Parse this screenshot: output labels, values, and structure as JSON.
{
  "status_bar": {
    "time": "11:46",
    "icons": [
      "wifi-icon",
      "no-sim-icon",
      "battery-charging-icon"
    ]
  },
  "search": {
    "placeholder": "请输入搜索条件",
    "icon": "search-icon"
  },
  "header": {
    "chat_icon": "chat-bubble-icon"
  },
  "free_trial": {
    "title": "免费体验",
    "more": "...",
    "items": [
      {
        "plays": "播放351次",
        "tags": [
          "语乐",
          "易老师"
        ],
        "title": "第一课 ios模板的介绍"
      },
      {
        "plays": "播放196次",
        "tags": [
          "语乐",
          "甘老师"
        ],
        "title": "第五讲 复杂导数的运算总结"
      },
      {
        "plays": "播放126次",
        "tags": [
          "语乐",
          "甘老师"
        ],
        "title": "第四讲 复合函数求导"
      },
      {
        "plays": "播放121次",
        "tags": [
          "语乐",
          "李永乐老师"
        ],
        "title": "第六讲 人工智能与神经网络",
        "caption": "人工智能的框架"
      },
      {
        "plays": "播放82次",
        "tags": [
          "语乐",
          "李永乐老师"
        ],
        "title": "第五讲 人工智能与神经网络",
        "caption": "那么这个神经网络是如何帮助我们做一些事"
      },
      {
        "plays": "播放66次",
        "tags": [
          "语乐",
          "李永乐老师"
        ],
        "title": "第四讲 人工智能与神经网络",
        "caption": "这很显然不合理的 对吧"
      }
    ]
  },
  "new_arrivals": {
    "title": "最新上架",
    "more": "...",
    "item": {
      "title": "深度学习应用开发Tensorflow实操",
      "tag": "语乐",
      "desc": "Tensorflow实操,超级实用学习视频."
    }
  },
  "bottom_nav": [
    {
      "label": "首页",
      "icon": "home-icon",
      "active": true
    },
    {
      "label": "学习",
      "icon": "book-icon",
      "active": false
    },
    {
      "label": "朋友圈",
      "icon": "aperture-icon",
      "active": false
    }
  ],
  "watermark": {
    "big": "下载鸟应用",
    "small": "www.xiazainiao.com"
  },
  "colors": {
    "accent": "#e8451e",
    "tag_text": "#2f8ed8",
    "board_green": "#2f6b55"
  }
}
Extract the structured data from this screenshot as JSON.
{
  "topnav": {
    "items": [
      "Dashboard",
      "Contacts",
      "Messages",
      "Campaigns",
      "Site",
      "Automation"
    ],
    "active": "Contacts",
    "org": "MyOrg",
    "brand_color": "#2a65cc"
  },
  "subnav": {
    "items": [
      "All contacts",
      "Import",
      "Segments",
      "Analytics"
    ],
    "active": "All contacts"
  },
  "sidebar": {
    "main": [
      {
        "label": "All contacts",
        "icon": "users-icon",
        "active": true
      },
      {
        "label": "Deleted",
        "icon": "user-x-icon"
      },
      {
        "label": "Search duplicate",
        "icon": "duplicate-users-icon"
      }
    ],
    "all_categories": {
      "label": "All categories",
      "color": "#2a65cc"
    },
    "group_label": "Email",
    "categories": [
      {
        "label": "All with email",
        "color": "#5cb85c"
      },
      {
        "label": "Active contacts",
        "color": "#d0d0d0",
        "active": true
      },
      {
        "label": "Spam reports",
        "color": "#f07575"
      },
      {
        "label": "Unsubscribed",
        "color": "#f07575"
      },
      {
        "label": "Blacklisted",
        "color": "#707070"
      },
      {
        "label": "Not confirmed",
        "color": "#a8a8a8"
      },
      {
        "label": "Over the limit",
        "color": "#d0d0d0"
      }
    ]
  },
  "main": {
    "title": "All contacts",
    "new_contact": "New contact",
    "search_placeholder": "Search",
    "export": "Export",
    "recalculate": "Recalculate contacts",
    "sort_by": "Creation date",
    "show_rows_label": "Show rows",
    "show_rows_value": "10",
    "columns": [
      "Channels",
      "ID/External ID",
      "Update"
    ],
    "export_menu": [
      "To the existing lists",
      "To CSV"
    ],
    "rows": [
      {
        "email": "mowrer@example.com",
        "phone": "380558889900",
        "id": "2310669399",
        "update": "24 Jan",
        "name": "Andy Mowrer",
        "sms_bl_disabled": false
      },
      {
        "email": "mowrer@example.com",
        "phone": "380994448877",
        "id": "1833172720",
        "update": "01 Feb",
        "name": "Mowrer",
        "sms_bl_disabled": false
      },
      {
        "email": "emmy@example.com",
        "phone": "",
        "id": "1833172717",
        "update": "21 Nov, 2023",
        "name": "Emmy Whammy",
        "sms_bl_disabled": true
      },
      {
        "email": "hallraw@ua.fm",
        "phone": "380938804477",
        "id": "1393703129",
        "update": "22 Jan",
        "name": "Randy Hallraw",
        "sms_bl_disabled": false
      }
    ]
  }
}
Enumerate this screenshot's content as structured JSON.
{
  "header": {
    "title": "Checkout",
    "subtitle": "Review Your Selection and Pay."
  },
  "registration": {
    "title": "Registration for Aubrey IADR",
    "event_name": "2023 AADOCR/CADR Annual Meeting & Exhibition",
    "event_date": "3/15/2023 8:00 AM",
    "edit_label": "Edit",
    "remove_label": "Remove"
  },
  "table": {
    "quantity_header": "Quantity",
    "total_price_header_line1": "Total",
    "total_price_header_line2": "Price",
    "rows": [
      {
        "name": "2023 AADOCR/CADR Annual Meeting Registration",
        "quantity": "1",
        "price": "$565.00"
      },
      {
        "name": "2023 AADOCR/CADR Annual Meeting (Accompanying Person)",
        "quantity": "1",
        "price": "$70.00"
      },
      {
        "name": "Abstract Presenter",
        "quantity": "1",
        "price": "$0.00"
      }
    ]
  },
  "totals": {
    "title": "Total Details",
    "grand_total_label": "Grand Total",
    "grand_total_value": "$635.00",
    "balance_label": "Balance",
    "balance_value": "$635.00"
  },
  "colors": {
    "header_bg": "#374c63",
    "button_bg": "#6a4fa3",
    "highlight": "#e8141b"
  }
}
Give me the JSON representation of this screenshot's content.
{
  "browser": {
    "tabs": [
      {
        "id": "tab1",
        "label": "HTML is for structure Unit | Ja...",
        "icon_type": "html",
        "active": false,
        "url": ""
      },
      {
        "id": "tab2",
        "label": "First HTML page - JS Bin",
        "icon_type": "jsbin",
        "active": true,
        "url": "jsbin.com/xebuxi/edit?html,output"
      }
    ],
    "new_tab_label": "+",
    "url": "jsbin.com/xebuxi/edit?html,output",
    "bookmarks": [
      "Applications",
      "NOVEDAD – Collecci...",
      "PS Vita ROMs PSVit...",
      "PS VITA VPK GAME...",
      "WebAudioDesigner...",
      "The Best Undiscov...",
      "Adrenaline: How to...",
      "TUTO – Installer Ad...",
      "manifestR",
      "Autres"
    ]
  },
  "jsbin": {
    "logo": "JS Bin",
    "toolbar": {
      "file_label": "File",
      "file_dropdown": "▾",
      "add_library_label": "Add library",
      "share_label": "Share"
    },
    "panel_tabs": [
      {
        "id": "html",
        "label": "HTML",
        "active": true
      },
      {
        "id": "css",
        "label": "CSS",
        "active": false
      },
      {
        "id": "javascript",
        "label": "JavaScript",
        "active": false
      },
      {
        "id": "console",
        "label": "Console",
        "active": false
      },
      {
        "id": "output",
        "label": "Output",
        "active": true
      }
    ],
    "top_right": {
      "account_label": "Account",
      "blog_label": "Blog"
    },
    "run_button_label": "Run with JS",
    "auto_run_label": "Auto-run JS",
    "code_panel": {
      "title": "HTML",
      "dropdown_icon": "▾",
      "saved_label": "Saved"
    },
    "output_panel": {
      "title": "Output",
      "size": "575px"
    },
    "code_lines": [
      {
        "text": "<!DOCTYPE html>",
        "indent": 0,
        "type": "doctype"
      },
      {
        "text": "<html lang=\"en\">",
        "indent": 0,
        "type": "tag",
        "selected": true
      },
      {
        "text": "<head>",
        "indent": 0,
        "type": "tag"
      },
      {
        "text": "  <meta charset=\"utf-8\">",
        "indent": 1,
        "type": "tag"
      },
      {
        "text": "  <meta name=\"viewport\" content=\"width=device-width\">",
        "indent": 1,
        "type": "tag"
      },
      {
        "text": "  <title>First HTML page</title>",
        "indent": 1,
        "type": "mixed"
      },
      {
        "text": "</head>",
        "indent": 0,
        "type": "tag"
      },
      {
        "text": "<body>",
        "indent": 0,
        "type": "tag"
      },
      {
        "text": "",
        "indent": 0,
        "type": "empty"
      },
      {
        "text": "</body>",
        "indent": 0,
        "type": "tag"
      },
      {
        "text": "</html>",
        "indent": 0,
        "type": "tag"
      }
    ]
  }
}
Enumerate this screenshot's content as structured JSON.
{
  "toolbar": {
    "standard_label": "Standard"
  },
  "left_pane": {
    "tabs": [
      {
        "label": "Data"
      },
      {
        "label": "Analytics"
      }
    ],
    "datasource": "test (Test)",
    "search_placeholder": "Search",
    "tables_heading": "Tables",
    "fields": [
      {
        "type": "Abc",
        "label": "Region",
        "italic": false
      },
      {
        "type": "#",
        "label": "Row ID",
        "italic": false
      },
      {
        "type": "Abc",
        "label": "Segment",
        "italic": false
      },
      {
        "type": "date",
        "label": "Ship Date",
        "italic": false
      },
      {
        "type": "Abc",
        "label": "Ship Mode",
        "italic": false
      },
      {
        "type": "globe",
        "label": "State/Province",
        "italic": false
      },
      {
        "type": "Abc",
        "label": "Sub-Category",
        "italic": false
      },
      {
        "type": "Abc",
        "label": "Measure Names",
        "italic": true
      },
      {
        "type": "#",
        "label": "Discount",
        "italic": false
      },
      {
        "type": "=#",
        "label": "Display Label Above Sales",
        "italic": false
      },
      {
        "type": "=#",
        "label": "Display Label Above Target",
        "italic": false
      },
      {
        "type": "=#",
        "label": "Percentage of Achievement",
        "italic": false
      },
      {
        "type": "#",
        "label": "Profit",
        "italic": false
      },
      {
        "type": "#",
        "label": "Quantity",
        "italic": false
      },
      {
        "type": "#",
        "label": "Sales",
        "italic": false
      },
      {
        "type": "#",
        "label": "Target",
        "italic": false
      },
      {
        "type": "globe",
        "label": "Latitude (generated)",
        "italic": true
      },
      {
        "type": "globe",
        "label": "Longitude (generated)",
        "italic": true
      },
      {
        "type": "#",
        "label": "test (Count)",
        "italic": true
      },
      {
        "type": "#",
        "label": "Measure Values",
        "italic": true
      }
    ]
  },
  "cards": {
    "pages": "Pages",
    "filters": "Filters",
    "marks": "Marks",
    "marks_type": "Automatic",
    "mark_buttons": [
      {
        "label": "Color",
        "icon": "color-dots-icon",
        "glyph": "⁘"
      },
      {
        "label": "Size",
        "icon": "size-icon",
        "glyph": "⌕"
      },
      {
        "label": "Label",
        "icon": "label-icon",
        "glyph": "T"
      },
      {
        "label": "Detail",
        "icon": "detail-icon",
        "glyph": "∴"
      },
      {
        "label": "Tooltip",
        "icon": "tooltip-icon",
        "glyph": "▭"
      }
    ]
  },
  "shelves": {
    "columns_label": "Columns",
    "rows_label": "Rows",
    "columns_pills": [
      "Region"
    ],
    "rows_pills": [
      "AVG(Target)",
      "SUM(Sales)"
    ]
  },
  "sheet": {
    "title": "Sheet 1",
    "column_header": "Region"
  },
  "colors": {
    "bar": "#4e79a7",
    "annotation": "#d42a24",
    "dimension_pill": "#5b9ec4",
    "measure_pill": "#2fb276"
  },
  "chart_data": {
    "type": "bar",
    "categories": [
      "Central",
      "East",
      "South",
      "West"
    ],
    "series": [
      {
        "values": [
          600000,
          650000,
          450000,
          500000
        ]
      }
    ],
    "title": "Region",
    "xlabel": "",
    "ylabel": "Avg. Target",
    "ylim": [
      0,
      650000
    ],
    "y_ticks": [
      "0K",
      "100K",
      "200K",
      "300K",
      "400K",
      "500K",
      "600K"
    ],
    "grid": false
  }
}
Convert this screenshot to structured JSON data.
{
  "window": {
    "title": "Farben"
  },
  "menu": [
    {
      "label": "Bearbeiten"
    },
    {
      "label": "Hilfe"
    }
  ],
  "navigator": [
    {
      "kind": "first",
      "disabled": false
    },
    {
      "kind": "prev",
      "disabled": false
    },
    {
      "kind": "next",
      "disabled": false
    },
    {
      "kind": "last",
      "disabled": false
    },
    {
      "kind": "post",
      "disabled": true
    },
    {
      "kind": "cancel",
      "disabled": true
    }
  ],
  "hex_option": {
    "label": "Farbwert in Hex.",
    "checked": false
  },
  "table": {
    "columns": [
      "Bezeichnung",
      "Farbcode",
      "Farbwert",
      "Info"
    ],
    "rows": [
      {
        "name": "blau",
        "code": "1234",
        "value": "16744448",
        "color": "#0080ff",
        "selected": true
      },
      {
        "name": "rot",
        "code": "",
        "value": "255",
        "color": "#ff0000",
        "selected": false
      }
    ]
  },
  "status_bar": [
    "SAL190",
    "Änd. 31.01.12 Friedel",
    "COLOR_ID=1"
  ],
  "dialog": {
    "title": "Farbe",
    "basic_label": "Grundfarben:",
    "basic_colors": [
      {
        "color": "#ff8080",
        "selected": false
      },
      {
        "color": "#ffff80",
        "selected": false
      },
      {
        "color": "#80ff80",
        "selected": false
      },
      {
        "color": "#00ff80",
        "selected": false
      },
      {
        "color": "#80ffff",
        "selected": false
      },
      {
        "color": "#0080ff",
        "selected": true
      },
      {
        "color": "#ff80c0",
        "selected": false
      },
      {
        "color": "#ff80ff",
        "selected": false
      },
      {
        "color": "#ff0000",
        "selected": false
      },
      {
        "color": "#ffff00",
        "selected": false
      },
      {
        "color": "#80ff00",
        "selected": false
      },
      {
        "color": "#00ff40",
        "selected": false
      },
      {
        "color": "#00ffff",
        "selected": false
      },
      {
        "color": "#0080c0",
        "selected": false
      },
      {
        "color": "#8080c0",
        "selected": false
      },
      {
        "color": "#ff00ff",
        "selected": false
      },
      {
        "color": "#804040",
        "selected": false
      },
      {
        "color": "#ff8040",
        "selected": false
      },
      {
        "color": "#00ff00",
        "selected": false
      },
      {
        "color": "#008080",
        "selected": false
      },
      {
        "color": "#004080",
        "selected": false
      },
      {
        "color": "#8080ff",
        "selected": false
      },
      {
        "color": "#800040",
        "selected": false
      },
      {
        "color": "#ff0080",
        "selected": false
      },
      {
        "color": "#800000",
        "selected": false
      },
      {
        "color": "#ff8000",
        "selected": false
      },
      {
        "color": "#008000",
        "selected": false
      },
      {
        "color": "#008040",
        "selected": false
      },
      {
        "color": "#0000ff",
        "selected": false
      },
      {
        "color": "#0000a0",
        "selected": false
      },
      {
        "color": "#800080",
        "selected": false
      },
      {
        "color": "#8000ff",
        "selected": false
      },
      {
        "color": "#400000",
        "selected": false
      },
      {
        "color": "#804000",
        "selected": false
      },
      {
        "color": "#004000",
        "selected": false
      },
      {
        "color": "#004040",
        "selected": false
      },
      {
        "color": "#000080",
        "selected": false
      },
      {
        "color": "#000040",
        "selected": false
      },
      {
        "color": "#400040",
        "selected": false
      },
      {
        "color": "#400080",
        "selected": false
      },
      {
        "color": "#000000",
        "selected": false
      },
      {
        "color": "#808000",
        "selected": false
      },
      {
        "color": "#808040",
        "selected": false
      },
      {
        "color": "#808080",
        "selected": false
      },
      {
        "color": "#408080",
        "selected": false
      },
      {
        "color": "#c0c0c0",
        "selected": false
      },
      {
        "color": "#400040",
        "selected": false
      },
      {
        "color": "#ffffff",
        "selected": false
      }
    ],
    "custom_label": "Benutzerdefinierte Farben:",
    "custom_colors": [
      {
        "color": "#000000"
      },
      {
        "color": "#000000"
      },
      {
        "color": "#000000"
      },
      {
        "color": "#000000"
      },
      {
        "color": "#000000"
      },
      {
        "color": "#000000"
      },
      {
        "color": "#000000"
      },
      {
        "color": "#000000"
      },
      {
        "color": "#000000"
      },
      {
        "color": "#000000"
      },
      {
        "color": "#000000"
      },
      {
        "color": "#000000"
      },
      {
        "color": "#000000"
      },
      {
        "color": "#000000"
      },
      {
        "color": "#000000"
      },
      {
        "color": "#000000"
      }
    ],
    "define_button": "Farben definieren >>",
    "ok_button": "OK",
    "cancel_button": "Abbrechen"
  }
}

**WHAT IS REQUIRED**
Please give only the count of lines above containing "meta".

**SOLUTION FOR THIS PROBLEM**
2